Problem statement -
Filter the records for lines holding the string "Enter".

Information given -
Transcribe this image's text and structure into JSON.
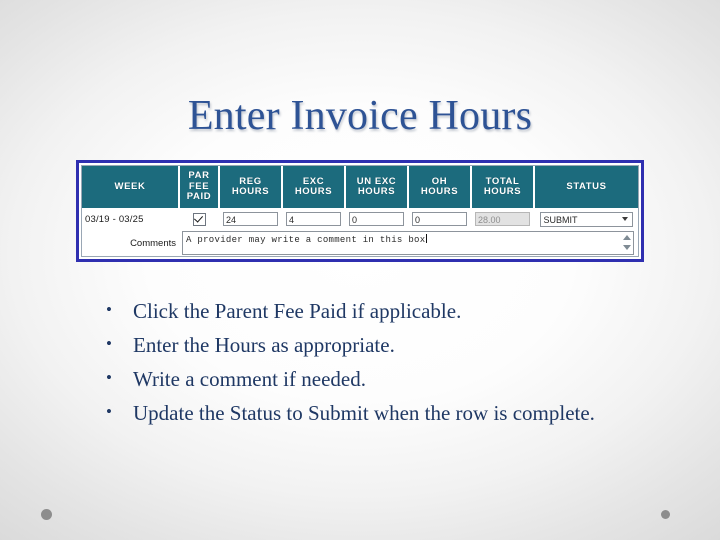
{
  "slide": {
    "title": "Enter Invoice Hours",
    "title_color": "#2e5395",
    "body_color": "#1f3864"
  },
  "screenshot": {
    "border_color": "#2f2fb0",
    "header_bg": "#1c6b7d",
    "comments_bg": "#96cbcb",
    "columns": [
      "WEEK",
      "PAR FEE PAID",
      "REG HOURS",
      "EXC HOURS",
      "UN EXC HOURS",
      "OH HOURS",
      "TOTAL HOURS",
      "STATUS"
    ],
    "headers": {
      "week": "WEEK",
      "par_fee_paid_line1": "PAR",
      "par_fee_paid_line2": "FEE",
      "par_fee_paid_line3": "PAID",
      "reg_line1": "REG",
      "reg_line2": "HOURS",
      "exc_line1": "EXC",
      "exc_line2": "HOURS",
      "unexc_line1": "UN EXC",
      "unexc_line2": "HOURS",
      "oh_line1": "OH",
      "oh_line2": "HOURS",
      "total_line1": "TOTAL",
      "total_line2": "HOURS",
      "status": "STATUS"
    },
    "row": {
      "week": "03/19 - 03/25",
      "par_fee_paid_checked": true,
      "reg_hours": "24",
      "exc_hours": "4",
      "un_exc_hours": "0",
      "oh_hours": "0",
      "total_hours": "28.00",
      "status": "SUBMIT"
    },
    "comments": {
      "label": "Comments",
      "value": "A provider may write a comment in this box",
      "scroll_up_icon": "triangle-up-icon",
      "scroll_down_icon": "triangle-down-icon"
    }
  },
  "bullets": [
    "Click the Parent Fee Paid if applicable.",
    "Enter the Hours as appropriate.",
    "Write a comment if needed.",
    "Update the Status to Submit when the row is complete."
  ]
}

Answer box -
    "title": "Enter Invoice Hours",
    "Enter the Hours as appropriate.",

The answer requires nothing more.